Politicians are likely to dismiss the excellent 'Twenty tips for interpreting scientific claims' after a few lines, simply because these tips are not geared to their everyday needs (W. J. Sutherland et al. Nature 503, 335–337; 2013). I have some other suggestions for them.
Science is open-minded, but not empty-headed. Just because there is no definitive answer to a problem does not mean that any alternative is equally good. Not all evidence may point in one direction. Trust the weight of evidence.
Avoid 'false balance' on scientific issues. There will always be naysayers. That is fine in politics, in which everyone is entitled to their opinions, but not in science, in which one produces the evidence or holds one's peace.

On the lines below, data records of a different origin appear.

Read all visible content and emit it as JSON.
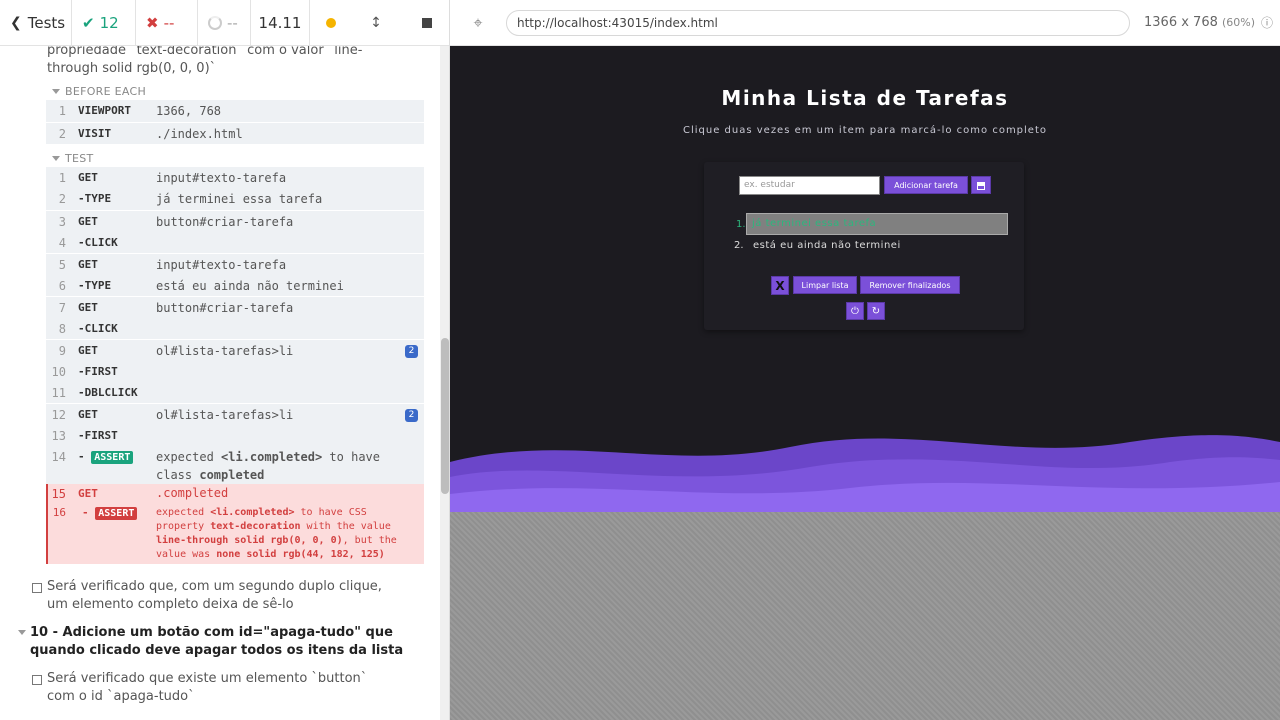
{
  "reporter": {
    "tests_label": "Tests",
    "passed": "12",
    "failed": "--",
    "pending": "--",
    "duration": "14.11",
    "test_title_partial": "propriedade `text-decoration` com o valor `line-through solid rgb(0, 0, 0)`",
    "before_each_label": "BEFORE EACH",
    "test_label": "TEST",
    "before_each_commands": [
      {
        "num": "1",
        "name": "VIEWPORT",
        "msg": "1366, 768"
      },
      {
        "num": "2",
        "name": "VISIT",
        "msg": "./index.html"
      }
    ],
    "test_commands": [
      {
        "num": "1",
        "name": "GET",
        "msg": "input#texto-tarefa"
      },
      {
        "num": "2",
        "name": "-TYPE",
        "msg": "já terminei essa tarefa"
      },
      {
        "num": "3",
        "name": "GET",
        "msg": "button#criar-tarefa"
      },
      {
        "num": "4",
        "name": "-CLICK",
        "msg": ""
      },
      {
        "num": "5",
        "name": "GET",
        "msg": "input#texto-tarefa"
      },
      {
        "num": "6",
        "name": "-TYPE",
        "msg": "está eu ainda não terminei"
      },
      {
        "num": "7",
        "name": "GET",
        "msg": "button#criar-tarefa"
      },
      {
        "num": "8",
        "name": "-CLICK",
        "msg": ""
      },
      {
        "num": "9",
        "name": "GET",
        "msg": "ol#lista-tarefas>li",
        "badge": "2"
      },
      {
        "num": "10",
        "name": "-FIRST",
        "msg": ""
      },
      {
        "num": "11",
        "name": "-DBLCLICK",
        "msg": ""
      },
      {
        "num": "12",
        "name": "GET",
        "msg": "ol#lista-tarefas>li",
        "badge": "2"
      },
      {
        "num": "13",
        "name": "-FIRST",
        "msg": ""
      }
    ],
    "assert_pass": {
      "num": "14",
      "tag": "ASSERT",
      "expected": "expected",
      "subject": "<li.completed>",
      "to_have": "to have",
      "class_word": "class",
      "class_name": "completed"
    },
    "fail_get": {
      "num": "15",
      "name": "GET",
      "msg": ".completed"
    },
    "assert_fail": {
      "num": "16",
      "tag": "ASSERT",
      "p1": "expected",
      "subject": "<li.completed>",
      "p2": "to have CSS property",
      "prop": "text-decoration",
      "p3": "with the value",
      "value": "line-through solid rgb(0, 0, 0)",
      "p4": ", but the value was",
      "actual": "none solid rgb(44, 182, 125)"
    },
    "next_test": "Será verificado que, com um segundo duplo clique, um elemento completo deixa de sê-lo",
    "suite_10": "10 - Adicione um botão com id=\"apaga-tudo\" que quando clicado deve apagar todos os itens da lista",
    "suite_10_test": "Será verificado que existe um elemento `button` com o id `apaga-tudo`"
  },
  "aut_header": {
    "url": "http://localhost:43015/index.html",
    "viewport": "1366 x 768",
    "scale": "(60%)"
  },
  "app": {
    "title": "Minha Lista de Tarefas",
    "subtitle": "Clique duas vezes em um item para marcá-lo como completo",
    "input_placeholder": "ex. estudar",
    "add_button": "Adicionar tarefa",
    "save_icon": "floppy-icon",
    "items": [
      {
        "num": "1.",
        "text": "já terminei essa tarefa"
      },
      {
        "num": "2.",
        "text": "está eu ainda não terminei"
      }
    ],
    "x_button": "X",
    "clear_button": "Limpar lista",
    "remove_done_button": "Remover finalizados",
    "colors": {
      "accent": "#7b50d9",
      "completed_text": "#2cb67d",
      "background": "#1c1b20",
      "pass": "#1aa37d",
      "fail": "#d23f3f"
    }
  }
}
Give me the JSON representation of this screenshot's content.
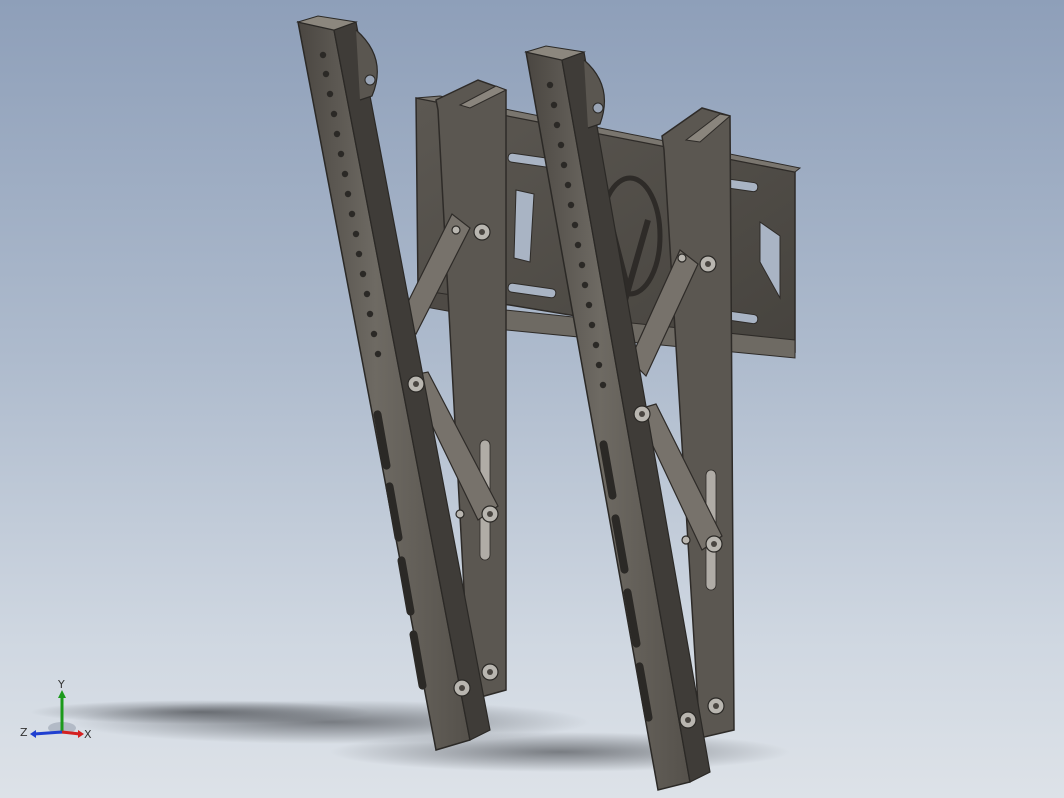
{
  "viewport": {
    "background_top": "#8e9fb9",
    "background_bottom": "#dde2e8"
  },
  "model": {
    "part_color": "#6b6760",
    "part_dark": "#3a3733",
    "part_light": "#8c877e",
    "hardware_color": "#b9b6b0"
  },
  "triad": {
    "x_label": "X",
    "y_label": "Y",
    "z_label": "Z",
    "x_color": "#d42020",
    "y_color": "#1c9a1c",
    "z_color": "#1f3fd0"
  }
}
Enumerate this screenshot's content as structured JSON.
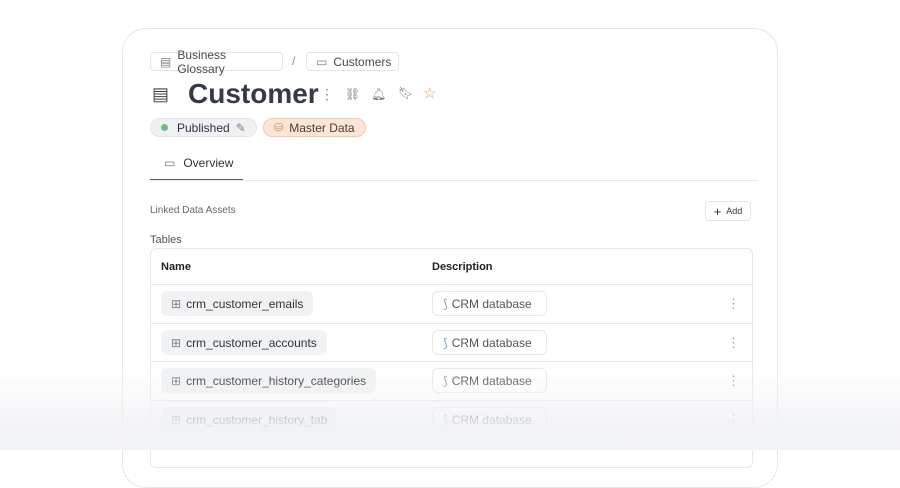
{
  "breadcrumb": [
    {
      "label": "Business Glossary",
      "icon": "book-icon"
    },
    {
      "label": "Customers",
      "icon": "glossary-term-icon"
    }
  ],
  "breadcrumb_separator": "/",
  "title": "Customer",
  "status": {
    "label": "Published",
    "color": "#6dbb85"
  },
  "tag": {
    "label": "Master Data",
    "bg": "#fde6d6",
    "border": "#f4c8a8"
  },
  "tabs": [
    {
      "label": "Overview",
      "active": true
    }
  ],
  "section_title": "Linked Data Assets",
  "add_label": "Add",
  "tables_label": "Tables",
  "columns": [
    "Name",
    "Description"
  ],
  "rows": [
    {
      "name": "crm_customer_emails",
      "description": "CRM database"
    },
    {
      "name": "crm_customer_accounts",
      "description": "CRM database"
    },
    {
      "name": "crm_customer_history_categories",
      "description": "CRM database"
    },
    {
      "name": "crm_customer_history_tab",
      "description": "CRM database"
    }
  ],
  "accent_star": "#f0a13a"
}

Science is not decided by vote. Most scientists have little expertise outside their own fields. Let people who really understand the issues help you to evaluate the evidence.
Enlist the best advice on scientific issues. Do not rely on 'independent scholars' and think-tank policy wonks for advice and referrals. Every country has academies of science and excellent universities to consult.
Steer clear of science that has not been peer reviewed. Conscientious analysis by our peers makes science work. It does not ensure certitude, but it beats the alternative.
Championing good science makes you look good. Know-nothings and anti-intellectuals will try to undermine your principled support of some scientific issues. Turn their ignorance against them by showing the consequences of following their path.
Non-scientists could also consult undsci.berkeley.edu for an introduction to how science is done.